Connecticut Post

Enrollment continues to rise at public colleges, universities

Linda Conner Lambeck, Staff Writer
Published: 11:56 p.m., Monday, October 4, 2010

HARTFORD -- A still sour economy and the ever-rising cost of a private school tuition can only mean one thing.
The state's public colleges and universities hit an all-time high enrollment this fall with 127,171 students, officials from the state Department of Higher Education confirmed Monday.

Leading the charge were the state's 12 community colleges where tuition -- even with a 6.4 percent boost in 2010-11 -- is still just $3,406 this year.

Growth was seen across the board at the community colleges, but was strongest at Three Rivers  in Norwich, where enrollment was up 13 percent to 5,161.

Not far behind was Housatonic Community College  in Bridgeport, where the 10.5 percent gain over 2009 to 6,197 students set a school record.

Since moving downtown in 1997, enrollment at Housatonic has gone up 134 percent.

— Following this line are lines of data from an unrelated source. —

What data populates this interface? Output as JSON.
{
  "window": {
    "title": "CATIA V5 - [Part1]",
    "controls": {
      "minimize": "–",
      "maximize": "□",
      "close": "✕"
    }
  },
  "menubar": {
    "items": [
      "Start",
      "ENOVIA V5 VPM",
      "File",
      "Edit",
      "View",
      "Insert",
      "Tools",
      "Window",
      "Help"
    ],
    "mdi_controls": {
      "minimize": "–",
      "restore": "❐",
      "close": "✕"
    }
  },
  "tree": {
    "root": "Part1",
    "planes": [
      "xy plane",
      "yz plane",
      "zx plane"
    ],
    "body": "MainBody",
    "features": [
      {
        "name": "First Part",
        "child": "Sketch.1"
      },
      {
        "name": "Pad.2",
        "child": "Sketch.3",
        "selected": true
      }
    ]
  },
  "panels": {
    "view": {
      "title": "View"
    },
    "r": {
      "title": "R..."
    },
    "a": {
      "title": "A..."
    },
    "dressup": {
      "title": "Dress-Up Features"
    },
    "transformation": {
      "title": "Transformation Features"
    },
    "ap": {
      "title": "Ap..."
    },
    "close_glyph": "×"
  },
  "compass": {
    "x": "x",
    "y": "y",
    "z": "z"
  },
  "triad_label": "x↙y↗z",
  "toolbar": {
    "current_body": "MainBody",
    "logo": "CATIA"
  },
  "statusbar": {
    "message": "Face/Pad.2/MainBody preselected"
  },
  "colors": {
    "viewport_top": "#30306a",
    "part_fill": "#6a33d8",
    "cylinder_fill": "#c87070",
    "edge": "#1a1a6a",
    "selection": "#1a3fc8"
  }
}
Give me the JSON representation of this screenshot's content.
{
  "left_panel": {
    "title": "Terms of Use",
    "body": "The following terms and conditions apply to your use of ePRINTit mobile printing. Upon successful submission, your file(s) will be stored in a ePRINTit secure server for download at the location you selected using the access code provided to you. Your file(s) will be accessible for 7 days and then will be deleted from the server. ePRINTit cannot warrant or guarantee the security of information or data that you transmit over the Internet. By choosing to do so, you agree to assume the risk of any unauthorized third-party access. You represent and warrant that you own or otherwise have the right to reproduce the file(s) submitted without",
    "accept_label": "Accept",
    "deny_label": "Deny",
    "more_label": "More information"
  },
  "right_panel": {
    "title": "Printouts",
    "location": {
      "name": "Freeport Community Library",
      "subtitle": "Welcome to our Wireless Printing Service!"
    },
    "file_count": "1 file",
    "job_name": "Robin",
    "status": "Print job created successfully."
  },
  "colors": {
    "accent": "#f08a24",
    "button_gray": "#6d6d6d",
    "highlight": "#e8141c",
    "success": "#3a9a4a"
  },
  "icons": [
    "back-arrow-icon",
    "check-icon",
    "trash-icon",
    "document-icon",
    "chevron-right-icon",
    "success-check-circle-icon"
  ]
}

Two years ago, the college doubled its size with a second building.

"Today, more students are considering community colleges as families tighten their financial belts," said HCC President Anita Gliniecki . "They realize that they can cut their tuition bills almost in half by going to a community college for two years, and then transferring to a four-year school."

It is the second consecutive semester the college has set a record for enrollment. Last spring's enrollment of 5,903 was a record-setting figure as well.

Statewide, Commissioner of Higher Education Michael P. Meotti  said this is the ninth straight year the state public system has shattered previous records. The community college system saw a 5.7 percent increase in enrollment. The University of Connecticut 's enrollment went up 1.8 percent. Tuition at the state's flagship university for in-state resident students living on campus is $20,968.

At the Connecticut State University system, enrollment rose less than one percent. Of the four universities that make up the CSU system, Southern Connecticut State University in New Haven, saw the biggest gain, with a 1.3 percent boost to 11,963 students this fall. Full-time tuition and fees at Southern for commuters is $8,050 a year, $13,124 for resident students.

Joseph Musante, a university spokesman said Southern's full-time undergraduate population this fall, 7,494, is a record high. He said officials worked hard to not only attract students but keep them, by introducing a freshman experience program that resulted in a higher retention rate.

The number of transfer students is also way up, Musante said. Most are community college grads looking to turn their new associate's degree into a bachelor's degree.
Meotti said the overall 3.2 percent growth of public college enrollment in the state this fall comes at a time when the pool of traditional-aged college students is leveling off. Across the state, part-time enrollment is fueling a large part of the increase. Graduate student enrollment is down.

State officials plan to release preliminary headcounts at private colleges in the state later this month.